「我係11年前幫手成立咗青一釋。我哋會搞 與靜觀相關活動 同埋青少年教育活動。青春期係好有挑戰同埋起伏嘅時期，我哋希望為年青人提供一個空間，俾佢哋調整身心， 同時建立一個平台讓一班志同道合嘅人 ，一齊發揮創意。雖然我哋個團係有佛教背景， 但係我哋歡迎任何人參加我哋嘅活動 。我喺中學先開始接觸佛教，佢好打動到我，因為我覺得佢唔太似一個宗教，反而似係一種人生哲學。佛教有好豐富嘅歷史同埋義理，令我好想深入研究佢。我細個嗰陣脾氣都幾大，但係自從開始咗佛教嘅修行之後，我明白到任何一件事都可以有唔同面向，我變得冇咁固執，少咗批判，多咗包容。我亦都明白到同理心嘅意思。同理心需要我哋持續學習、練習同埋經歷，我哋要懂得同其他人溝通、理解其他人同埋互相學習。我哋想將呢啲人生哲學傳達俾年青團員。為自己製造美善，為世界加添繽紛——就係我哋團嘅宗旨！」
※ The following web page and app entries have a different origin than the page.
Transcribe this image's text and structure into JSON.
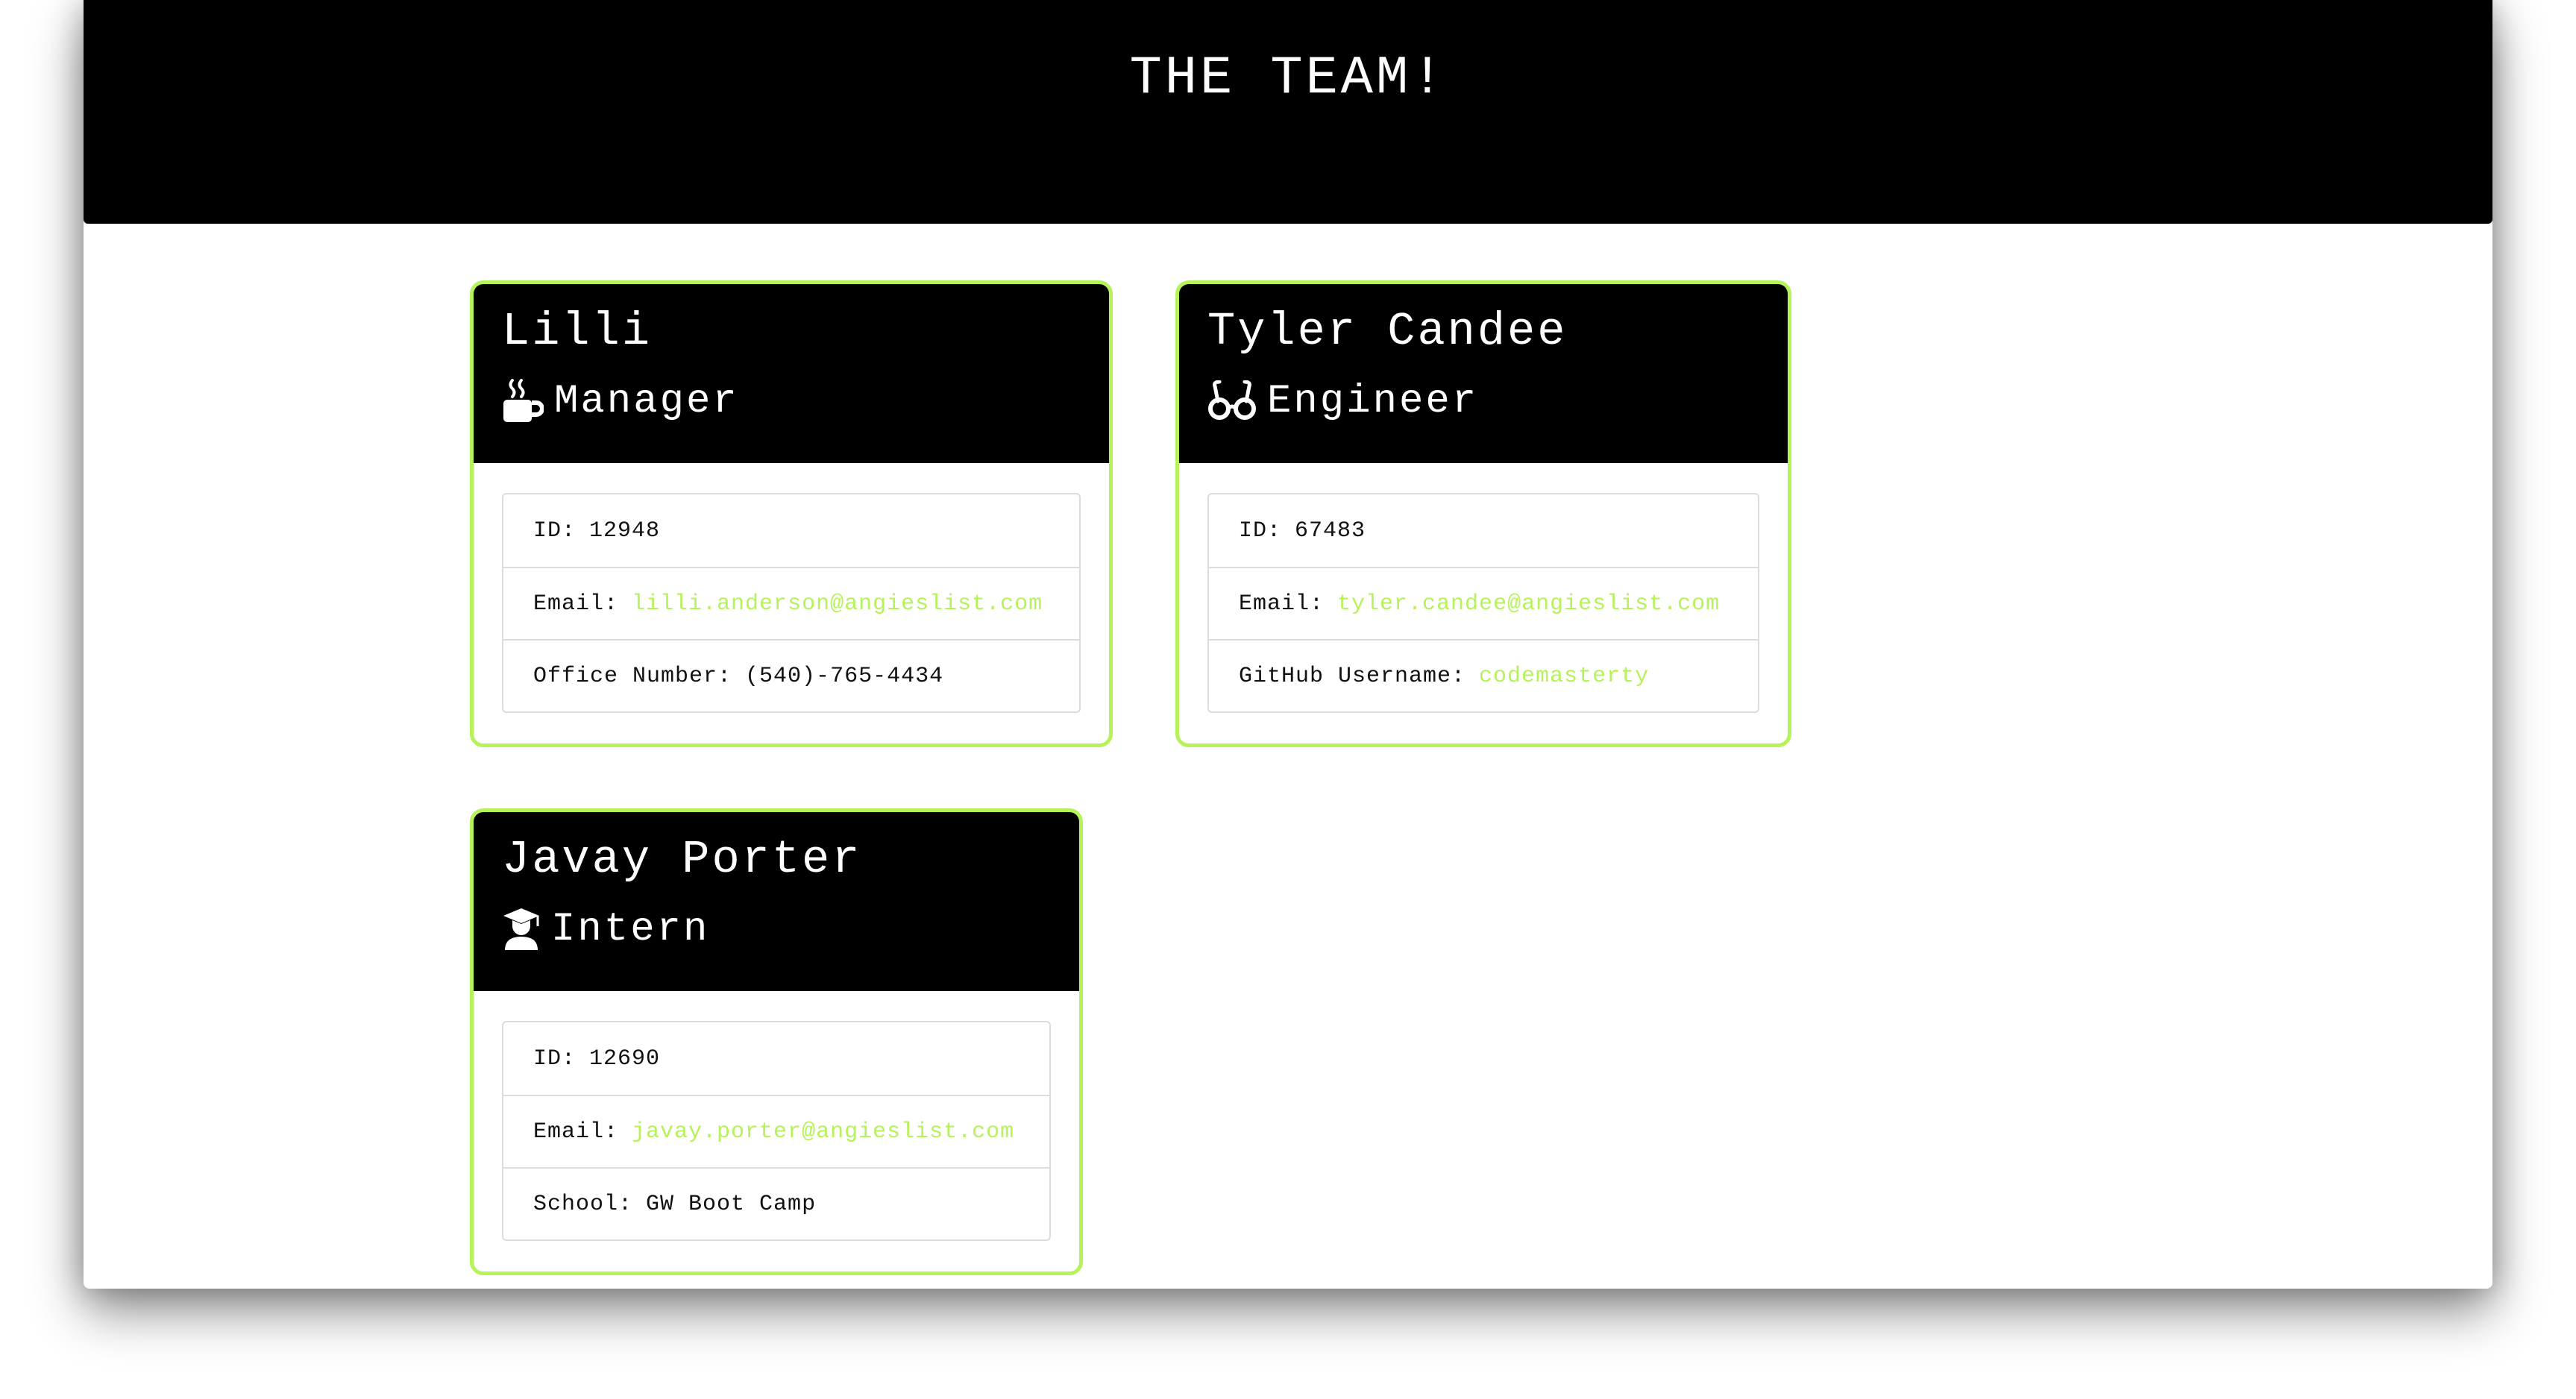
{
  "header": {
    "title": "THE TEAM!"
  },
  "colors": {
    "accent": "#b6f25a",
    "header_bg": "#000000"
  },
  "cards": [
    {
      "name": "Lilli",
      "role": "Manager",
      "role_icon": "coffee-icon",
      "id_label": "ID:",
      "id_value": "12948",
      "email_label": "Email:",
      "email_value": "lilli.anderson@angieslist.com",
      "extra_label": "Office Number:",
      "extra_value": "(540)-765-4434"
    },
    {
      "name": "Tyler Candee",
      "role": "Engineer",
      "role_icon": "glasses-icon",
      "id_label": "ID:",
      "id_value": "67483",
      "email_label": "Email:",
      "email_value": "tyler.candee@angieslist.com",
      "extra_label": "GitHub Username:",
      "extra_value": "codemasterty"
    },
    {
      "name": "Javay Porter",
      "role": "Intern",
      "role_icon": "graduate-icon",
      "id_label": "ID:",
      "id_value": "12690",
      "email_label": "Email:",
      "email_value": "javay.porter@angieslist.com",
      "extra_label": "School:",
      "extra_value": "GW Boot Camp"
    }
  ]
}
“There are many youth groups around town, but not many that are truly youth-led. Here at Buddolescent, we want to empower our teenagers to learn, collaborate and lead from their perspective. The more introverted and reserved teens will collaborate with their more extroverted and outgoing peers - both play a role in inspiring and bringing out new qualities in each other. Buddhists are often stereotyped to be quite traditional and old-school - but it doesn’t have to be that way! It can also be young, fun and engaging. During COVID times we’ve had to adapt to carrying on our activities online. Even though it’s not the same as in-person gatherings, we’ve persisted in running meditation and mindfulness classes over screens. If we can play a small part in helping people find some peace and inner calm in their own homes during these uncertain times, then it’s all worth it!”
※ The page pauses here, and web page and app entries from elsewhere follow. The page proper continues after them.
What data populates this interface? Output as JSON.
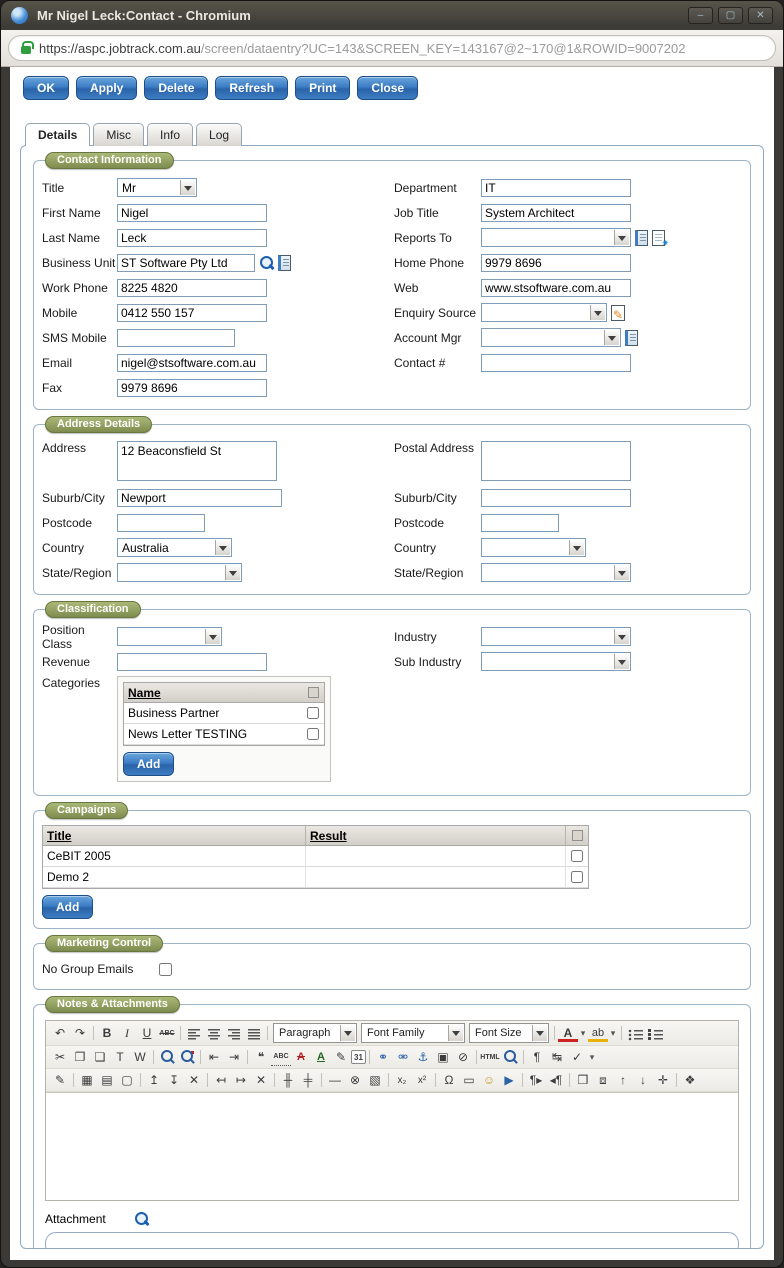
{
  "colors": {
    "button_blue": "#2f6cb0",
    "legend_green": "#7d8c4f",
    "padlock_green": "#2e9e3f",
    "icon_blue": "#1b5fae"
  },
  "titlebar": {
    "title": "Mr Nigel Leck:Contact - Chromium",
    "controls": {
      "minimize": "–",
      "maximize": "▢",
      "close": "✕"
    }
  },
  "urlbar": {
    "host": "https://aspc.jobtrack.com.au",
    "path": "/screen/dataentry?UC=143&SCREEN_KEY=143167@2~170@1&ROWID=9007202"
  },
  "actions": [
    "OK",
    "Apply",
    "Delete",
    "Refresh",
    "Print",
    "Close"
  ],
  "tabs": [
    "Details",
    "Misc",
    "Info",
    "Log"
  ],
  "contact": {
    "legend": "Contact Information",
    "left": [
      {
        "label": "Title",
        "value": "Mr"
      },
      {
        "label": "First Name",
        "value": "Nigel"
      },
      {
        "label": "Last Name",
        "value": "Leck"
      },
      {
        "label": "Business Unit",
        "value": "ST Software Pty Ltd",
        "icons": [
          "search",
          "ledger"
        ]
      },
      {
        "label": "Work Phone",
        "value": "8225 4820"
      },
      {
        "label": "Mobile",
        "value": "0412 550 157"
      },
      {
        "label": "SMS Mobile",
        "value": ""
      },
      {
        "label": "Email",
        "value": "nigel@stsoftware.com.au"
      },
      {
        "label": "Fax",
        "value": "9979 8696"
      }
    ],
    "right": [
      {
        "label": "Department",
        "value": "IT"
      },
      {
        "label": "Job Title",
        "value": "System Architect"
      },
      {
        "label": "Reports To",
        "value": "",
        "icons": [
          "ledger",
          "new-record"
        ]
      },
      {
        "label": "Home Phone",
        "value": "9979 8696"
      },
      {
        "label": "Web",
        "value": "www.stsoftware.com.au"
      },
      {
        "label": "Enquiry Source",
        "value": "",
        "icons": [
          "edit"
        ]
      },
      {
        "label": "Account Mgr",
        "value": "",
        "icons": [
          "ledger"
        ]
      },
      {
        "label": "Contact #",
        "value": ""
      }
    ]
  },
  "address": {
    "legend": "Address Details",
    "left": [
      {
        "label": "Address",
        "value": "12 Beaconsfield St"
      },
      {
        "label": "Suburb/City",
        "value": "Newport"
      },
      {
        "label": "Postcode",
        "value": ""
      },
      {
        "label": "Country",
        "value": "Australia"
      },
      {
        "label": "State/Region",
        "value": ""
      }
    ],
    "right": [
      {
        "label": "Postal Address",
        "value": ""
      },
      {
        "label": "Suburb/City",
        "value": ""
      },
      {
        "label": "Postcode",
        "value": ""
      },
      {
        "label": "Country",
        "value": ""
      },
      {
        "label": "State/Region",
        "value": ""
      }
    ]
  },
  "classification": {
    "legend": "Classification",
    "position_class": {
      "label": "Position Class",
      "value": ""
    },
    "revenue": {
      "label": "Revenue",
      "value": ""
    },
    "industry": {
      "label": "Industry",
      "value": ""
    },
    "sub_industry": {
      "label": "Sub Industry",
      "value": ""
    },
    "categories": {
      "label": "Categories",
      "column": "Name",
      "rows": [
        "Business Partner",
        "News Letter TESTING"
      ],
      "add_label": "Add"
    }
  },
  "campaigns": {
    "legend": "Campaigns",
    "columns": {
      "title": "Title",
      "result": "Result"
    },
    "rows": [
      {
        "title": "CeBIT 2005",
        "result": ""
      },
      {
        "title": "Demo 2",
        "result": ""
      }
    ],
    "add_label": "Add"
  },
  "marketing": {
    "legend": "Marketing Control",
    "no_group_emails_label": "No Group Emails"
  },
  "notes": {
    "legend": "Notes & Attachments",
    "attachment_label": "Attachment",
    "selects": {
      "format": "Paragraph",
      "font_family": "Font Family",
      "font_size": "Font Size"
    },
    "toolbar_row1a": [
      {
        "name": "undo-icon",
        "glyph": "↶"
      },
      {
        "name": "redo-icon",
        "glyph": "↷"
      },
      {
        "name": "toolbar-separator",
        "glyph": ""
      },
      {
        "name": "bold-icon",
        "glyph": "B"
      },
      {
        "name": "italic-icon",
        "glyph": "I"
      },
      {
        "name": "underline-icon",
        "glyph": "U"
      },
      {
        "name": "strikethrough-icon",
        "glyph": "ABC"
      },
      {
        "name": "toolbar-separator",
        "glyph": ""
      },
      {
        "name": "align-left-icon",
        "glyph": ""
      },
      {
        "name": "align-center-icon",
        "glyph": ""
      },
      {
        "name": "align-right-icon",
        "glyph": ""
      },
      {
        "name": "align-justify-icon",
        "glyph": ""
      },
      {
        "name": "toolbar-separator",
        "glyph": ""
      }
    ],
    "toolbar_row1b": [
      {
        "name": "toolbar-separator",
        "glyph": ""
      },
      {
        "name": "forecolor-icon",
        "glyph": "A"
      },
      {
        "name": "forecolor-menu-icon",
        "glyph": "▾"
      },
      {
        "name": "backcolor-icon",
        "glyph": "ab"
      },
      {
        "name": "backcolor-menu-icon",
        "glyph": "▾"
      },
      {
        "name": "toolbar-separator",
        "glyph": ""
      },
      {
        "name": "unordered-list-icon",
        "glyph": ""
      },
      {
        "name": "ordered-list-icon",
        "glyph": ""
      }
    ],
    "toolbar_row2": [
      {
        "name": "cut-icon",
        "glyph": "✂"
      },
      {
        "name": "copy-icon",
        "glyph": "❐"
      },
      {
        "name": "paste-icon",
        "glyph": "❏"
      },
      {
        "name": "paste-as-text-icon",
        "glyph": "T"
      },
      {
        "name": "paste-from-word-icon",
        "glyph": "W"
      },
      {
        "name": "toolbar-separator",
        "glyph": ""
      },
      {
        "name": "find-icon",
        "glyph": ""
      },
      {
        "name": "find-replace-icon",
        "glyph": ""
      },
      {
        "name": "toolbar-separator",
        "glyph": ""
      },
      {
        "name": "outdent-icon",
        "glyph": "⇤"
      },
      {
        "name": "indent-icon",
        "glyph": "⇥"
      },
      {
        "name": "toolbar-separator",
        "glyph": ""
      },
      {
        "name": "blockquote-icon",
        "glyph": "❝"
      },
      {
        "name": "abbreviation-icon",
        "glyph": "ABC"
      },
      {
        "name": "del-icon",
        "glyph": "A"
      },
      {
        "name": "ins-icon",
        "glyph": "A"
      },
      {
        "name": "attributes-icon",
        "glyph": "✎"
      },
      {
        "name": "insert-date-icon",
        "glyph": "31"
      },
      {
        "name": "toolbar-separator",
        "glyph": ""
      },
      {
        "name": "link-icon",
        "glyph": "⚭"
      },
      {
        "name": "unlink-icon",
        "glyph": "⚮"
      },
      {
        "name": "anchor-icon",
        "glyph": "⚓"
      },
      {
        "name": "image-icon",
        "glyph": "▣"
      },
      {
        "name": "cleanup-icon",
        "glyph": "⊘"
      },
      {
        "name": "toolbar-separator",
        "glyph": ""
      },
      {
        "name": "html-source-icon",
        "glyph": "HTML"
      },
      {
        "name": "preview-icon",
        "glyph": ""
      },
      {
        "name": "toolbar-separator",
        "glyph": ""
      },
      {
        "name": "visual-chars-icon",
        "glyph": "¶"
      },
      {
        "name": "page-break-icon",
        "glyph": "↹"
      },
      {
        "name": "spellcheck-icon",
        "glyph": "✓"
      },
      {
        "name": "toolbar-toggle-icon",
        "glyph": "▾"
      }
    ],
    "toolbar_row3": [
      {
        "name": "new-document-icon",
        "glyph": "✎"
      },
      {
        "name": "toolbar-separator",
        "glyph": ""
      },
      {
        "name": "insert-table-icon",
        "glyph": "▦"
      },
      {
        "name": "table-properties-icon",
        "glyph": "▤"
      },
      {
        "name": "cell-properties-icon",
        "glyph": "▢"
      },
      {
        "name": "toolbar-separator",
        "glyph": ""
      },
      {
        "name": "row-before-icon",
        "glyph": "↥"
      },
      {
        "name": "row-after-icon",
        "glyph": "↧"
      },
      {
        "name": "delete-row-icon",
        "glyph": "✕"
      },
      {
        "name": "toolbar-separator",
        "glyph": ""
      },
      {
        "name": "col-before-icon",
        "glyph": "↤"
      },
      {
        "name": "col-after-icon",
        "glyph": "↦"
      },
      {
        "name": "delete-col-icon",
        "glyph": "✕"
      },
      {
        "name": "toolbar-separator",
        "glyph": ""
      },
      {
        "name": "split-cells-icon",
        "glyph": "╫"
      },
      {
        "name": "merge-cells-icon",
        "glyph": "╪"
      },
      {
        "name": "toolbar-separator",
        "glyph": ""
      },
      {
        "name": "horizontal-rule-icon",
        "glyph": "—"
      },
      {
        "name": "remove-format-icon",
        "glyph": "⊗"
      },
      {
        "name": "visual-aid-icon",
        "glyph": "▧"
      },
      {
        "name": "toolbar-separator",
        "glyph": ""
      },
      {
        "name": "subscript-icon",
        "glyph": "x₂"
      },
      {
        "name": "superscript-icon",
        "glyph": "x²"
      },
      {
        "name": "toolbar-separator",
        "glyph": ""
      },
      {
        "name": "charmap-icon",
        "glyph": "Ω"
      },
      {
        "name": "iframe-icon",
        "glyph": "▭"
      },
      {
        "name": "emotions-icon",
        "glyph": "☺"
      },
      {
        "name": "media-icon",
        "glyph": "▶"
      },
      {
        "name": "toolbar-separator",
        "glyph": ""
      },
      {
        "name": "ltr-icon",
        "glyph": "¶▸"
      },
      {
        "name": "rtl-icon",
        "glyph": "◂¶"
      },
      {
        "name": "toolbar-separator",
        "glyph": ""
      },
      {
        "name": "fullscreen-icon",
        "glyph": "❒"
      },
      {
        "name": "insert-layer-icon",
        "glyph": "⧈"
      },
      {
        "name": "move-forward-icon",
        "glyph": "↑"
      },
      {
        "name": "move-backward-icon",
        "glyph": "↓"
      },
      {
        "name": "absolute-position-icon",
        "glyph": "✛"
      },
      {
        "name": "toolbar-separator",
        "glyph": ""
      },
      {
        "name": "style-props-icon",
        "glyph": "❖"
      }
    ]
  }
}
“My background is in Chinese literature, so I enjoy reading, writing, languages and words. I’m actually quite an introverted guy so I’ve definitely been pushed outside of my comfort zone with my current work, which is very people-focused. I never envisaged that my career would be something that requires me to use such a variety of skills - from PR and marketing to fundraising and running events - it’s a mixed bag but that’s what keeps it interesting. When I took the first step towards the NGO world as a fresh graduate, I knew that there was no looking back. Back then, I had a choice between going for a more conventional, stable career or to pursue something more uncertain but which resonated with my passion. I took a leap of faith and went for the latter. There are many challenges that come with running a non-profit - limited resources, limited time, finding the right people, staying true to your mission and passion - but what keeps me going is the satisfaction that comes from seeing young people grow, find joy and flourish through the work that we do!”
Want to know more about Buddolescent ?
Check out our field trip report and learn more about the organisation and how you can help